A number of explanations are given about their possible origin. Some even traced it to Burma and Tibet. However, it looks like many missed the possible connection between the linga and yoni symbolism of Hinduism and the yin and yang principles of the Chinese culture. It appears that most likely, the yin and yang concepts are of indian origin and the words were derived from the Sanskrit words, yoni and linga respectively. Their respective meanings are also very similar. The linga and yoni motifs are at least 6000 years old in india. They have a prominent place in Hinduism and hindu tantra. Their meaning is as stated below.
- The linga represents the male principle, purusha, the male sexual organ, shiva, consciousness, and the source of creation.
- The yoni represents the female principle, nature or prakriti, Shakti or the universal energy, female reproductive organ, universal womb, universal mother, mother goddess, and parvati.

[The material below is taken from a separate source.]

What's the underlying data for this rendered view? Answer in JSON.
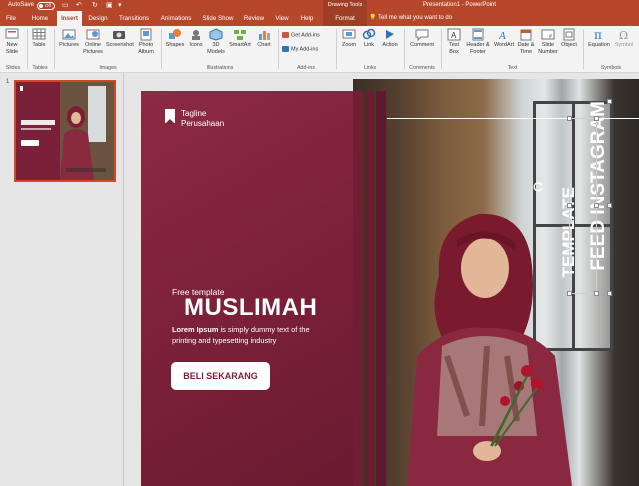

Together they represent the totality of the whole creation, and the union of the opposites and dualities. In Hinduism we understand them as shiva and Shakti shivalinga and ardhanariswara. They represent the coming together of the fundamental polarities that are present in existence as the soul and the body consciousness and matter male and female positive and negative and light and darkness. Since ancient times they have been the most popular symbols of Hinduism and an integral part of hindu temple art, iconography spirituality and ritual worship. Considering their relative popularity in both countries the antiquity and popularity of shivalinga and the ancient connection and cultural exchanges between india and china we have a strong reason to believe that the Chinese yang seems to be a corrupt form of the indian word ling or linga and the yin is a corrupt version of the indian word yoni the female reproductive organ and a symbol of Shakti. There are many similarities between hindu and Buddhist tantras. In fact many practices of Mahayana Buddhism and Buddhist tantra are derived from Hinduism only. Both traditions have many identical themes practices concepts and names of deities. Therefore it is very likely that the concept of linga and yoni found its way into china as yin and yang in the early part of their civilization or alternatively the Chinese scholars adapted or incorporated the meaning of their Sanskrit counterparts during the spread of Buddhist tantra in Tibet and china.